Prelude to the Battle
Rosecrans Moves Toward Chattanooga
On December 26, 1862, Major General William S. Rosecrans led the Union Army of the Cumberland out of Nashville, Tennessee with orders to capture Chattanooga, Tennessee. Chattanooga was an important railroad junction that connected the upper Confederacy with the Deep South. Between Rosecrans and Chattanooga was Lieutenant General Braxton Bragg and his Confederate Army of Tennessee.
Bragg Abandons Chattanooga
The two armies clashed in a series of battles over the next nine months and Rebels consistently retreated south. On September 9, Bragg abandoned Chattanooga and led the Army of Tennessee through the mountains into northern Georgia.

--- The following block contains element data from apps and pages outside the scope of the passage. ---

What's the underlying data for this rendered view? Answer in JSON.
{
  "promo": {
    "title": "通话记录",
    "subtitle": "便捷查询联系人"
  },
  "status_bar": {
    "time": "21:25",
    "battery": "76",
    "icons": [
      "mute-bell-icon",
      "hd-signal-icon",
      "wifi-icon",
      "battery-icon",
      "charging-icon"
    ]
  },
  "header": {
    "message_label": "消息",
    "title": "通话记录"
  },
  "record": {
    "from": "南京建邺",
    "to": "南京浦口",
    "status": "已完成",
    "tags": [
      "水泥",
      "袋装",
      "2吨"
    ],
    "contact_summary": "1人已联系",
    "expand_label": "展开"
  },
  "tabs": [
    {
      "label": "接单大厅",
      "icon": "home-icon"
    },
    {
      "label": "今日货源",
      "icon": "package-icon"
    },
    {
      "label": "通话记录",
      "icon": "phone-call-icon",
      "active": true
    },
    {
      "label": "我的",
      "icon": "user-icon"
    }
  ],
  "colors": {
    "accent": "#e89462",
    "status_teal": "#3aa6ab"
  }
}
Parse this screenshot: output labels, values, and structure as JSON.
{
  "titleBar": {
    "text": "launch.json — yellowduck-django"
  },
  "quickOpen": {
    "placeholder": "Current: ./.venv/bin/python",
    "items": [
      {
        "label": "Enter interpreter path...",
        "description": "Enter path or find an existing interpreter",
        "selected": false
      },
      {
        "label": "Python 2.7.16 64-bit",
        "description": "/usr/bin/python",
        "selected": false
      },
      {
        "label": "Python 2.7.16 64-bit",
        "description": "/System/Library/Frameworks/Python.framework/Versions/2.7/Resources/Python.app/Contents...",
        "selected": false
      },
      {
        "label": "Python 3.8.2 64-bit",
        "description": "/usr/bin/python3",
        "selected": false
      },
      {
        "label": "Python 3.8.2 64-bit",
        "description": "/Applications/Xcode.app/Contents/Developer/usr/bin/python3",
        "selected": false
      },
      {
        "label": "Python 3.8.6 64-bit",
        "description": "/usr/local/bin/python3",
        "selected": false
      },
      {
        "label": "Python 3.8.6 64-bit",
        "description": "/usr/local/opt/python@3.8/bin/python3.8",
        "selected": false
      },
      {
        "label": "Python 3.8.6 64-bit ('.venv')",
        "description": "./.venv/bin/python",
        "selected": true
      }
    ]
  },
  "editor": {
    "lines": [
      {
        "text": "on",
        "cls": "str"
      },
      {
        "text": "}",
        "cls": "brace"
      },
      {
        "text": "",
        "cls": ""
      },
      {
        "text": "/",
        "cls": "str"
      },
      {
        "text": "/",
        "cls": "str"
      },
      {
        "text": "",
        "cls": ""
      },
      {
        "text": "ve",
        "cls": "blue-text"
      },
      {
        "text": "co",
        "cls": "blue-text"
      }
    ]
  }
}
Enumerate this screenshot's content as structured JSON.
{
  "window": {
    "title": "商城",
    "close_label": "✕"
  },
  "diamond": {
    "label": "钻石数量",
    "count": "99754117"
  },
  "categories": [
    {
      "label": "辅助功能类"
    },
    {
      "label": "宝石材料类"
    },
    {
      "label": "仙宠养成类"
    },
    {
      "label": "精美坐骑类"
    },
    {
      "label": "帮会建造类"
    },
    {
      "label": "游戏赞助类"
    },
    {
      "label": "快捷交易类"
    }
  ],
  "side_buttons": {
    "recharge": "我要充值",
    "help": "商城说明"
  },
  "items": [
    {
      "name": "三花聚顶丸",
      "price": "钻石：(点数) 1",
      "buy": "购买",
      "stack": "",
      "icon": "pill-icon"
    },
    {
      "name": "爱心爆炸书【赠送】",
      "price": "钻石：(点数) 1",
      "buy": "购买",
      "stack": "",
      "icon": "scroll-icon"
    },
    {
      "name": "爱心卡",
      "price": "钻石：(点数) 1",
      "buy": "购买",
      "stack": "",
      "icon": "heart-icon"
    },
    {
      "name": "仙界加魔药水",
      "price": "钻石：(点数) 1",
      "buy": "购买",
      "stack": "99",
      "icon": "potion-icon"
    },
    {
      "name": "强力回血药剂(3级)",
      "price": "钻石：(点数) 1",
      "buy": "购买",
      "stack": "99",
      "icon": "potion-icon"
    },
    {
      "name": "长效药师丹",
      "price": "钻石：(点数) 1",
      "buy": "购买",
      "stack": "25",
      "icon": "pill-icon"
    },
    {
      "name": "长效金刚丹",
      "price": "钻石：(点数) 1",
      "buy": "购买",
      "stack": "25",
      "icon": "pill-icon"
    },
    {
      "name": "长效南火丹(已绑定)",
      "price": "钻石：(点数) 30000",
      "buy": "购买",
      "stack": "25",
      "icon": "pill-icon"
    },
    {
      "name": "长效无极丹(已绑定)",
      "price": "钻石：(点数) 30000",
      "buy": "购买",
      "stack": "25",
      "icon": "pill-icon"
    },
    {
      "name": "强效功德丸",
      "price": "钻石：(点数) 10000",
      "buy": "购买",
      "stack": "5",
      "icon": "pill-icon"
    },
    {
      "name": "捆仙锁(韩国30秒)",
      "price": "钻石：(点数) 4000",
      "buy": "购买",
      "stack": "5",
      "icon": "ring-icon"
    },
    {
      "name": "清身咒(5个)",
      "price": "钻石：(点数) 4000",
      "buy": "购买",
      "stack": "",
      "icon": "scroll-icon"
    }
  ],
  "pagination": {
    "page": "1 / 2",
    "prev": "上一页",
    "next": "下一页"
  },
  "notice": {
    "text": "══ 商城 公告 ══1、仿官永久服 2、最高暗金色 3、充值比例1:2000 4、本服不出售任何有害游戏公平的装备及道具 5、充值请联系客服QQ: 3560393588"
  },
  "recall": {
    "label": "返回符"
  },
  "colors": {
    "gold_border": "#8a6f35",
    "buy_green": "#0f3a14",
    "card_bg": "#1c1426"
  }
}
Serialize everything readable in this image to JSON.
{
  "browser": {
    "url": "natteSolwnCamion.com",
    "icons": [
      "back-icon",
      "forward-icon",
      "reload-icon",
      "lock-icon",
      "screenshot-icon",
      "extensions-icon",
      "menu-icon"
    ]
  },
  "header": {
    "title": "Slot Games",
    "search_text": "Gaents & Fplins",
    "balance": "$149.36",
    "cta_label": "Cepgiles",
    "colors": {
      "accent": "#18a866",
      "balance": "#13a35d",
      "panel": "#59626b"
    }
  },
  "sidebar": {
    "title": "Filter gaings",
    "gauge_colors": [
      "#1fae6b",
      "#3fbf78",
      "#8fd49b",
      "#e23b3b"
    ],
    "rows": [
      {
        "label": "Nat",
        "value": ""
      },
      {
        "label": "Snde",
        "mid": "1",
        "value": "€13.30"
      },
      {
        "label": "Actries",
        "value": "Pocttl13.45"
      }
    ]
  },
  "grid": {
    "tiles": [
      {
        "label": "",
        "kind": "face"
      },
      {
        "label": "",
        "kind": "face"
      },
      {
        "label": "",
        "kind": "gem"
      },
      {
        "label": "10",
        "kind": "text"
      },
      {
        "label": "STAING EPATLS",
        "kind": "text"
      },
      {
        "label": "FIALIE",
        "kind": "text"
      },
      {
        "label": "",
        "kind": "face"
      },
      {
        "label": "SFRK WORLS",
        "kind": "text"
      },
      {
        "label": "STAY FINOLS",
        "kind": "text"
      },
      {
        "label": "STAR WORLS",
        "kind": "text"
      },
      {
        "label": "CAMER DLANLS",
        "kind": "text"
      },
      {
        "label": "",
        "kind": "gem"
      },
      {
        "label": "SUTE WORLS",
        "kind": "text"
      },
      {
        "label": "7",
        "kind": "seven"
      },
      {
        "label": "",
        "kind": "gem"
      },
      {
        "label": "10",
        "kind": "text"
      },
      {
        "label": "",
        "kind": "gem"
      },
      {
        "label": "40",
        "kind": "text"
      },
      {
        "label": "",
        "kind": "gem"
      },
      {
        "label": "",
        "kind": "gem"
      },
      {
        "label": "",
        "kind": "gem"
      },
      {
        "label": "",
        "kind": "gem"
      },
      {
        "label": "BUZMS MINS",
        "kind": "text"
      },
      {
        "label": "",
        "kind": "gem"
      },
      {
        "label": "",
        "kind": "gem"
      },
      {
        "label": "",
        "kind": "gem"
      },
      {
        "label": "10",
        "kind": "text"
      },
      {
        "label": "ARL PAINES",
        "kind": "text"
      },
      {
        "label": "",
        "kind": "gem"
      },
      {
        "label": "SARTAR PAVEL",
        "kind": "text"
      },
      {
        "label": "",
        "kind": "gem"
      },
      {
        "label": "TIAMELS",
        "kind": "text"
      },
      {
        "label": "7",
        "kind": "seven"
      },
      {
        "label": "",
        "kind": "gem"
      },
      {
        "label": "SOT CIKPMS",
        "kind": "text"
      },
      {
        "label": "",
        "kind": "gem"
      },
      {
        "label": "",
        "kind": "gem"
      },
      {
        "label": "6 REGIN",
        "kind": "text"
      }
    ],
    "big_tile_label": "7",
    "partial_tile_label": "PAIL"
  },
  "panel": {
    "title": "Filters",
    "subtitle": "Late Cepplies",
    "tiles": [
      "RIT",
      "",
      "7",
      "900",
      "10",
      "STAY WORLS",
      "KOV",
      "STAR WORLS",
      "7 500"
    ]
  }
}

Bragg Stuns Rosecrans at Chickamauga
Although Rosecrans achieved his goal of capturing Chattanooga, he pursued Bragg’s army into Georgia. Stung by criticism that he received for abandoning Chattanooga, Bragg counterattacked at the Battle of Chickamauga (September 19–20, 1863).
Bragg Invests Chattanooga
The victorious Confederates drove the Federals back toward Chattanooga, forcing them to occupy the defensive works previously constructed by the Rebels. Bragg seized the high ground overlooking Chattanooga (Lookout Mountain, Seminary Ridge, and Raccoon Mountain) and laid siege to the city.
Changes in Federal Leadership
Reacting to the Army of the Cumberland’s dire situation, Northern authorities sent 20,000 soldiers commanded by General Joseph Hooker, and 16,000 men led by Major General William T. Sherman to help lift the siege. Officials placed General Ulysses S. Grant in command of all Northern soldiers near Chattanooga and also replaced Rosecrans with General George Thomas as the commander of the Army of the Cumberland.
As reinforcements arrived in late October 1863, Grant launched an operation to ease the Army of the Cumberland’s supply problems. By October 28, Grant’s men opened a narrow supply line known as the “Cracker Line” and provisions started flowing into Chattanooga.
Clash at Orchard Knob
On November 22, Grant received reports that Bragg was withdrawing from the Chattanooga area, possibly headed for Knoxville. The next day, Grant ordered Thomas to undertake a reconnaissance operation to determine Bragg’s intentions.
Thomas deployed two divisions commanded by Brigadier General Thomas J. Wood and Brigadier General William T. Sherman to complete the operation. Around noon, about 14,000 Union soldiers moved out of the federal lines in front of Chattanooga and assembled as if preparing for a review. Sherman’s division was on the right and Wood’s division was on the left. The assembly took place in front of a small knoll about 100 feet high, known as Orchard Knob. About 634 Confederates from two regiments of Brigadier General Arthur Manigault’s Brigade (28th Alabama and 24th Alabama) defended the hill.
At about 1:30 p.m., Union buglers sounded the “Forward” command and about 14,000 troops sprang forward at the double-quick time. The stunned Rebel defenders unleashed only one volley before being overrun. The few Confederates who were not killed or captured fell back to the base of Missionary Ridge. A little before 3 o’clock, Wood informed Thomas: “I have taken the first line of the enemy’s entrenchments.”
Aftermath of the Battle
Although Grant’s orders had called for Wood to return to the original federal lines after his reconnaissance, Thomas responded, “Hold on; don’t come back; you have got too much; intrench [sic] your position.” Wood followed his new orders and two days later Grant moved out of Chattanooga and established his headquarters at Orchard Hill for the rest of the breakout operation.
Union casualties at the Battle of Orchard Knob were roughly 1,100 (killed, wounded, and missing/captured). The Confederacy suffered about 600 casualties.